Source: PLANT ECOLOGY; v. 222, n. 7, p. 791-806, JUL 2021.
Web of Science Citations: 0

Species co-occurrences in local communities can arise independent or dependent on species' niches. However, the role of niche-dependent processes has not been thoroughly deciphered when generalized to biogeographical scales, probably due to combined shortcomings of data and methodology. Here, we explored the influence of environmental filtering and limiting similarity, as well as biogeographical processes that relate to the assembly of species' communities and co-occurrences. We modelled jointly the occurrences and co-occurrences of 1016 tropical tree species with abundance data from inventories of 574 localities in eastern South America. We estimated species co-occurrences as raw and residual associations with models that excluded and included the environmental effects on the species' co-occurrences, respectively. Raw associations indicate co-occurrence of species, whereas residual associations indicate co-occurrence of species after accounting for shared responses to environment. Generally, the influence of environmental filtering exceeded that of limiting similarity in shaping species' co-occurrences. The number of raw associations was generally higher than that of the residual associations due to the shared responses of tree species to the environmental covariates. Contrary to what was expected from assuming limiting similarity, phylogenetic relatedness or functional similarity did not limit tree co-occurrences. The proportions of positive and negative residual associations varied greatly across the study area, and we found a significant tendency of some biogeographical regions having higher proportions of negative associations between them, suggesting that large-scale biogeographical processes limit the establishment of trees and consequently their co-occurrences. (AU)

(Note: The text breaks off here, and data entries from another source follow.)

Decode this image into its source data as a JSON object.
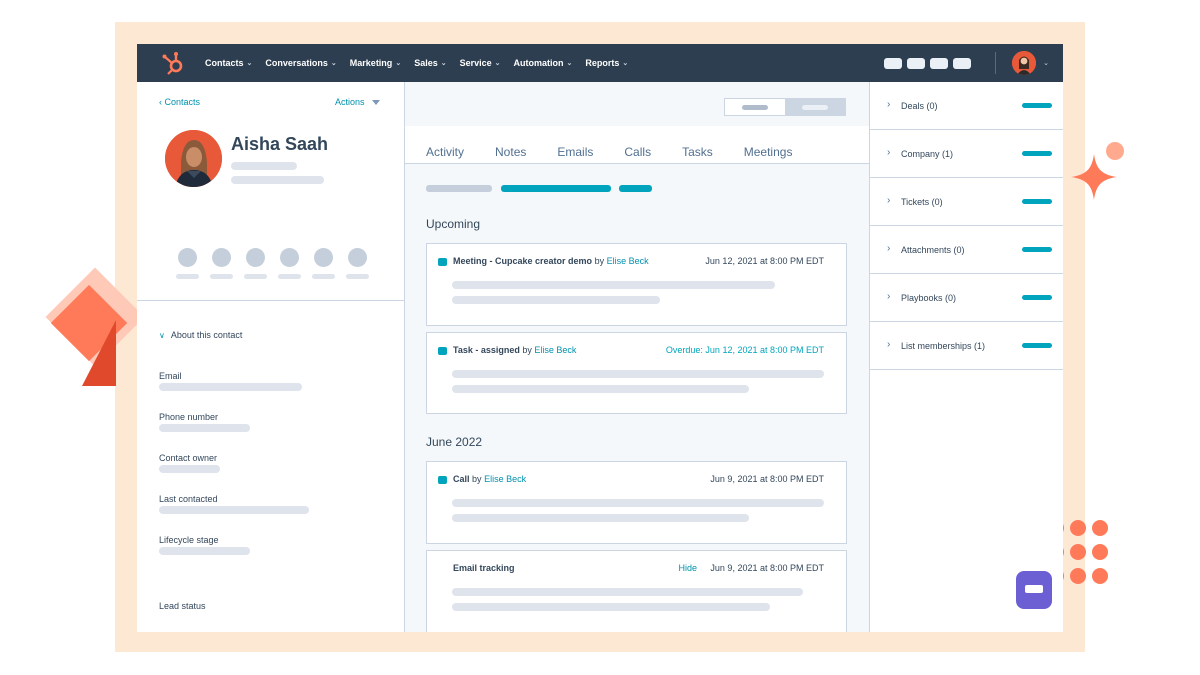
{
  "nav": {
    "items": [
      {
        "label": "Contacts"
      },
      {
        "label": "Conversations"
      },
      {
        "label": "Marketing"
      },
      {
        "label": "Sales"
      },
      {
        "label": "Service"
      },
      {
        "label": "Automation"
      },
      {
        "label": "Reports"
      }
    ],
    "chevron": "⌄",
    "icons": [
      "sprocket-logo-icon",
      "chevron-down-icon"
    ]
  },
  "contact": {
    "back_label": "Contacts",
    "actions_label": "Actions",
    "name": "Aisha Saah",
    "about_label": "About this contact",
    "fields": [
      "Email",
      "Phone number",
      "Contact owner",
      "Last contacted",
      "Lifecycle stage",
      "Lead status"
    ]
  },
  "tabs": [
    "Activity",
    "Notes",
    "Emails",
    "Calls",
    "Tasks",
    "Meetings"
  ],
  "timeline": {
    "upcoming_title": "Upcoming",
    "june_title": "June 2022",
    "cards": [
      {
        "type": "Meeting - Cupcake creator demo",
        "by": "by",
        "who": "Elise Beck",
        "date": "Jun 12, 2021 at 8:00 PM EDT"
      },
      {
        "type": "Task - assigned",
        "by": "by",
        "who": "Elise Beck",
        "date": "Overdue: Jun 12, 2021 at 8:00 PM EDT"
      },
      {
        "type": "Call",
        "by": "by",
        "who": "Elise Beck",
        "date": "Jun 9, 2021 at 8:00 PM EDT"
      },
      {
        "type": "Email tracking",
        "hide": "Hide",
        "date": "Jun 9, 2021 at 8:00 PM EDT"
      }
    ]
  },
  "sidebar": {
    "items": [
      "Deals (0)",
      "Company (1)",
      "Tickets (0)",
      "Attachments (0)",
      "Playbooks (0)",
      "List memberships (1)"
    ]
  },
  "colors": {
    "nav_bg": "#2d3e50",
    "accent": "#00a4bd",
    "link": "#0091ae",
    "brand_orange": "#ff7a59",
    "frame": "#fde8d4"
  }
}
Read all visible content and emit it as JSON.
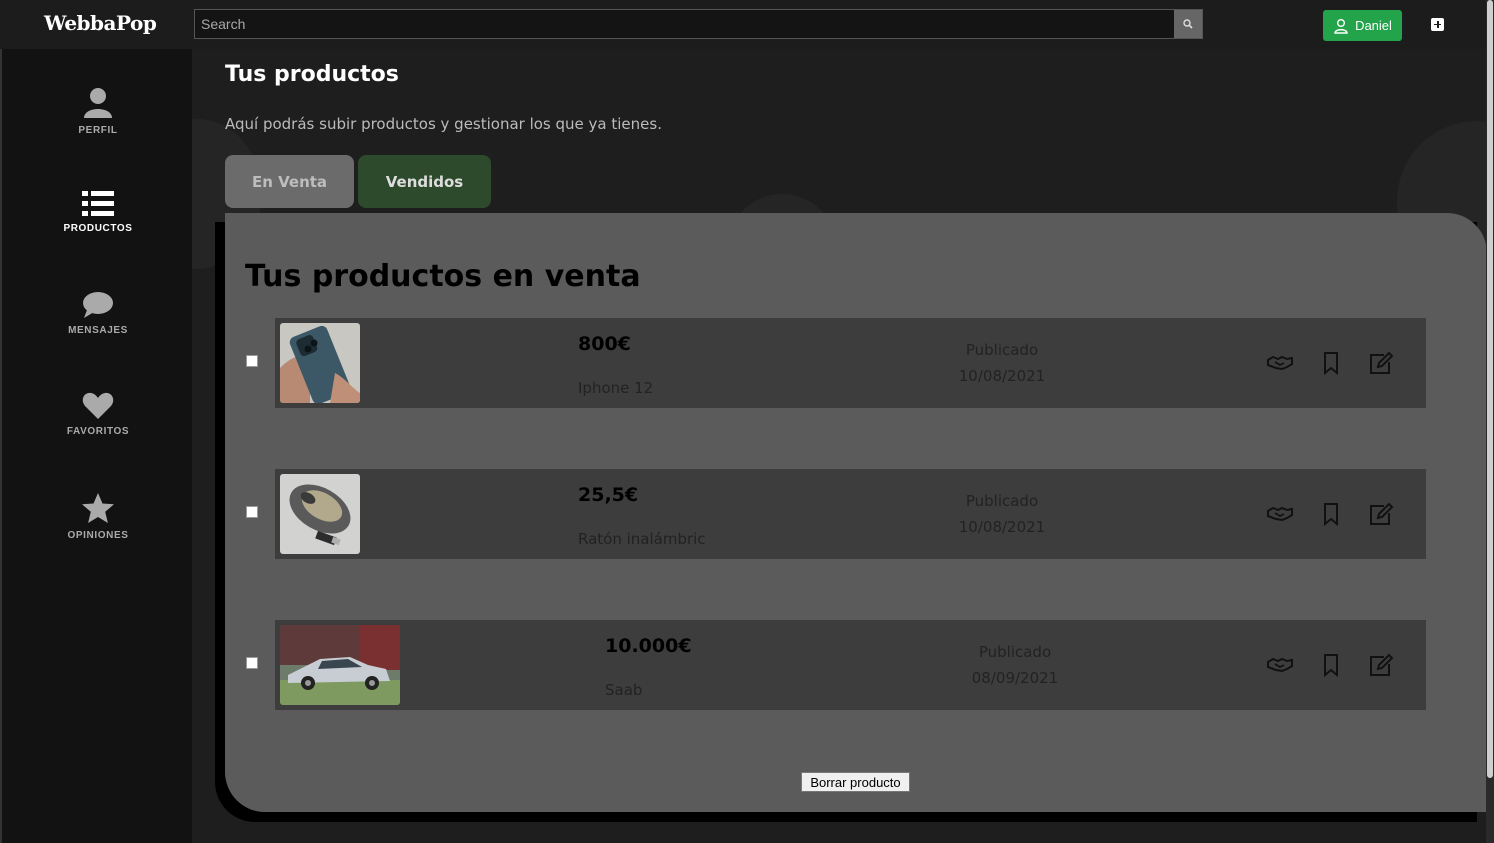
{
  "app": {
    "logo": "WebbaPop"
  },
  "search": {
    "placeholder": "Search"
  },
  "user": {
    "name": "Daniel"
  },
  "sidebar": {
    "items": [
      {
        "label": "PERFIL",
        "icon": "user-icon"
      },
      {
        "label": "PRODUCTOS",
        "icon": "list-icon",
        "active": true
      },
      {
        "label": "MENSAJES",
        "icon": "chat-bubble-icon"
      },
      {
        "label": "FAVORITOS",
        "icon": "heart-icon"
      },
      {
        "label": "OPINIONES",
        "icon": "star-icon"
      }
    ]
  },
  "page": {
    "title": "Tus productos",
    "subtitle": "Aquí podrás subir productos y gestionar los que ya tienes.",
    "tabs": [
      {
        "label": "En Venta",
        "active": true
      },
      {
        "label": "Vendidos",
        "active": false
      }
    ],
    "panel_title": "Tus productos en venta",
    "delete_button": "Borrar producto"
  },
  "products": [
    {
      "price": "800€",
      "name": "Iphone 12",
      "status": "Publicado",
      "date": "10/08/2021",
      "image": "phone-photo"
    },
    {
      "price": "25,5€",
      "name": "Ratón inalámbric",
      "status": "Publicado",
      "date": "10/08/2021",
      "image": "mouse-photo"
    },
    {
      "price": "10.000€",
      "name": "Saab",
      "status": "Publicado",
      "date": "08/09/2021",
      "image": "car-photo"
    }
  ],
  "colors": {
    "accent_green": "#23a44a",
    "panel": "#5b5b5b",
    "row": "#3d3d3d",
    "sidebar": "#121212"
  }
}
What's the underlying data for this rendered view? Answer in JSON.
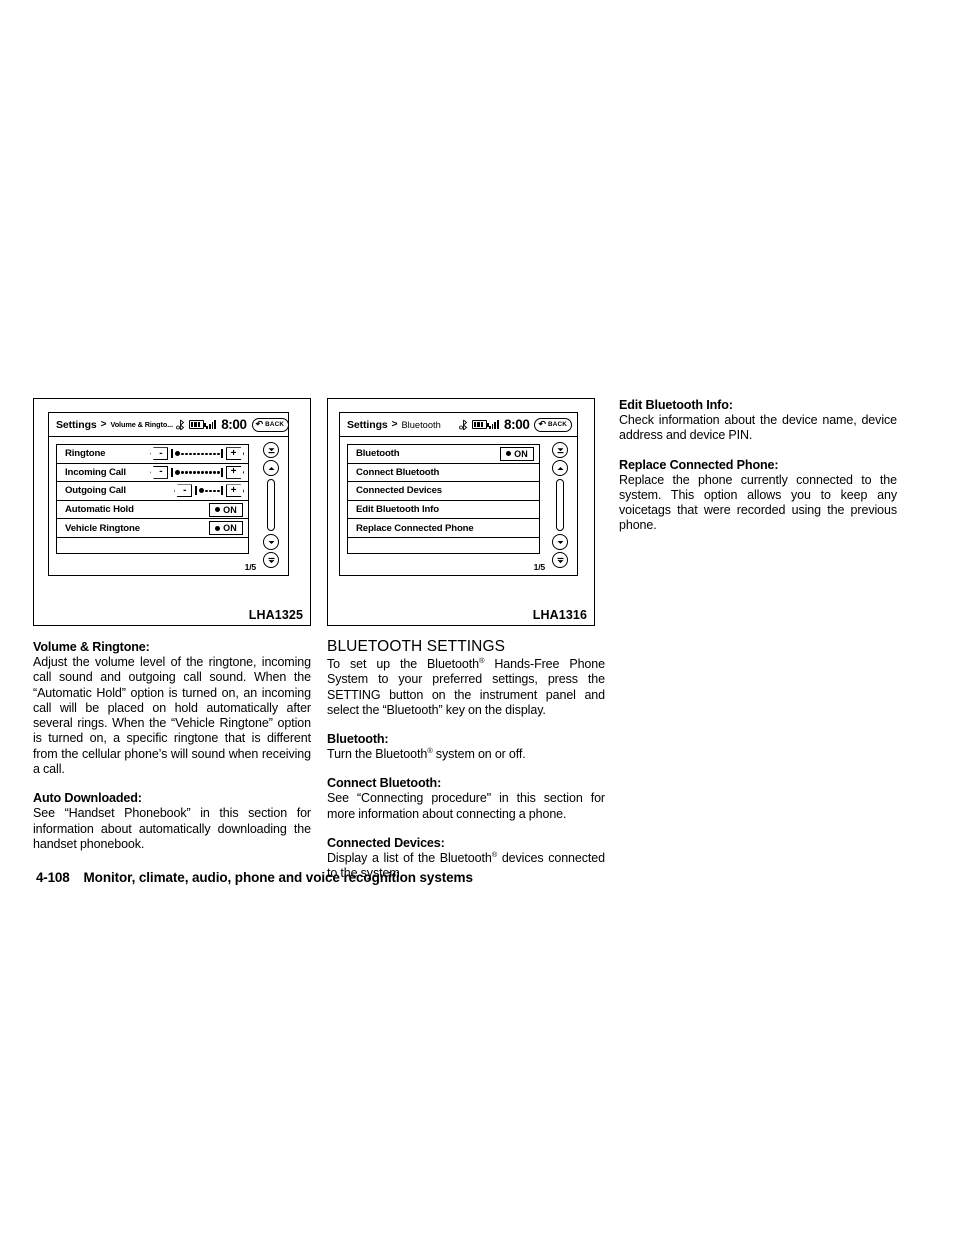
{
  "figures": {
    "left": {
      "code": "LHA1325",
      "screen": {
        "title": "Settings",
        "separator": ">",
        "breadcrumb": "Volume & Ringto...",
        "clock": "8:00",
        "back_label": "BACK",
        "back_arrow": "↶",
        "page_indicator": "1/5",
        "rows": [
          {
            "label": "Ringtone",
            "type": "volume",
            "minus": "-",
            "plus": "+",
            "dots": 11
          },
          {
            "label": "Incoming Call",
            "type": "volume",
            "minus": "-",
            "plus": "+",
            "dots": 11
          },
          {
            "label": "Outgoing Call",
            "type": "volume",
            "minus": "-",
            "plus": "+",
            "dots": 5
          },
          {
            "label": "Automatic Hold",
            "type": "toggle",
            "state": "ON"
          },
          {
            "label": "Vehicle Ringtone",
            "type": "toggle",
            "state": "ON"
          }
        ]
      }
    },
    "mid": {
      "code": "LHA1316",
      "screen": {
        "title": "Settings",
        "separator": ">",
        "breadcrumb": "Bluetooth",
        "clock": "8:00",
        "back_label": "BACK",
        "back_arrow": "↶",
        "page_indicator": "1/5",
        "rows": [
          {
            "label": "Bluetooth",
            "type": "toggle",
            "state": "ON"
          },
          {
            "label": "Connect Bluetooth",
            "type": "plain"
          },
          {
            "label": "Connected Devices",
            "type": "plain"
          },
          {
            "label": "Edit Bluetooth Info",
            "type": "plain"
          },
          {
            "label": "Replace Connected Phone",
            "type": "plain"
          }
        ]
      }
    }
  },
  "left_column": {
    "heading1": "Volume & Ringtone:",
    "para1": "Adjust the volume level of the ringtone, incoming call sound and outgoing call sound. When the “Automatic Hold” option is turned on, an incoming call will be placed on hold automatically after several rings. When the “Vehicle Ringtone” option is turned on, a specific ringtone that is different from the cellular phone’s will sound when receiving a call.",
    "heading2": "Auto Downloaded:",
    "para2": "See “Handset Phonebook” in this section for information about automatically downloading the handset phonebook."
  },
  "mid_column": {
    "section_title": "BLUETOOTH SETTINGS",
    "para1_a": "To set up the Bluetooth",
    "para1_sup": "®",
    "para1_b": " Hands-Free Phone System to your preferred settings, press the SETTING button on the instrument panel and select the “Bluetooth” key on the display.",
    "heading1": "Bluetooth:",
    "para2_a": "Turn the Bluetooth",
    "para2_sup": "®",
    "para2_b": " system on or off.",
    "heading2": "Connect Bluetooth:",
    "para3": "See “Connecting procedure\" in this section for more information about connecting a phone.",
    "heading3": "Connected Devices:",
    "para4_a": "Display a list of the Bluetooth",
    "para4_sup": "®",
    "para4_b": " devices connected to the system."
  },
  "right_column": {
    "heading1": "Edit Bluetooth Info:",
    "para1": "Check information about the device name, device address and device PIN.",
    "heading2": "Replace Connected Phone:",
    "para2": "Replace the phone currently connected to the system. This option allows you to keep any voicetags that were recorded using the previous phone."
  },
  "footer": {
    "page_number": "4-108",
    "title": "Monitor, climate, audio, phone and voice recognition systems"
  }
}
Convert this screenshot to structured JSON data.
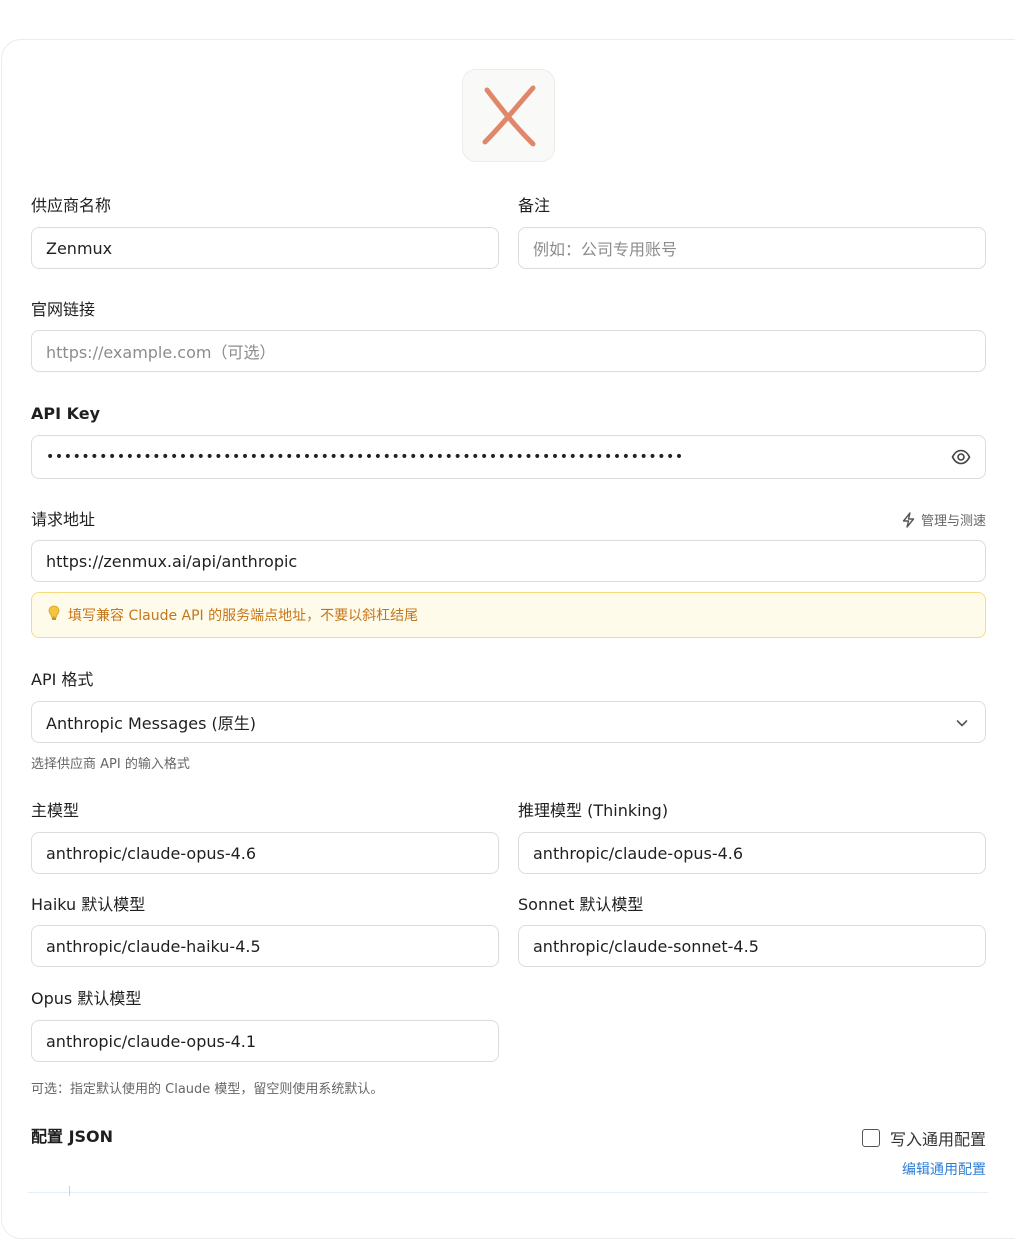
{
  "provider_name": {
    "label": "供应商名称",
    "value": "Zenmux"
  },
  "note": {
    "label": "备注",
    "placeholder": "例如：公司专用账号"
  },
  "website": {
    "label": "官网链接",
    "placeholder": "https://example.com（可选）"
  },
  "api_key": {
    "label": "API Key",
    "masked": "••••••••••••••••••••••••••••••••••••••••••••••••••••••••••••••••••••••••"
  },
  "endpoint": {
    "label": "请求地址",
    "manage_label": "管理与测速",
    "value": "https://zenmux.ai/api/anthropic",
    "hint": "填写兼容 Claude API 的服务端点地址，不要以斜杠结尾"
  },
  "api_format": {
    "label": "API 格式",
    "value": "Anthropic Messages (原生)",
    "helper": "选择供应商 API 的输入格式"
  },
  "models": {
    "main": {
      "label": "主模型",
      "value": "anthropic/claude-opus-4.6"
    },
    "thinking": {
      "label": "推理模型 (Thinking)",
      "value": "anthropic/claude-opus-4.6"
    },
    "haiku": {
      "label": "Haiku 默认模型",
      "value": "anthropic/claude-haiku-4.5"
    },
    "sonnet": {
      "label": "Sonnet 默认模型",
      "value": "anthropic/claude-sonnet-4.5"
    },
    "opus": {
      "label": "Opus 默认模型",
      "value": "anthropic/claude-opus-4.1"
    },
    "helper": "可选：指定默认使用的 Claude 模型，留空则使用系统默认。"
  },
  "config_json": {
    "label": "配置 JSON",
    "write_common_label": "写入通用配置",
    "write_common_checked": false,
    "edit_common_label": "编辑通用配置"
  },
  "colors": {
    "logo": "#e0876a",
    "hint_text": "#c6761a",
    "hint_bg": "#fffbea",
    "link": "#2f7fd6"
  },
  "icons": [
    "provider-logo-icon",
    "eye-icon",
    "lightning-icon",
    "lightbulb-icon",
    "chevron-down-icon"
  ]
}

FAPESP's process: 99/08515-0 - Methods for biodiversity inventory of arboreal species
Grantee:Hilton Thadeu Zarate do Couto
Support type: BIOTA-FAPESP Program - Thematic Grants
FAPESP's process: 13/08722-5 - The role of functional diversity in structuring tropical tree communities: a model-based approach
Grantee:Renato Augusto Ferreira de Lima
Support type: Scholarships in Brazil - Post-Doctorate
FAPESP's process: 99/09635-0 - Diversity, dynamics and conservation in São Paulo State Forests: 40ha of permanent parcels
Grantee:Ricardo Ribeiro Rodrigues
Support type: BIOTA-FAPESP Program - Thematic Grants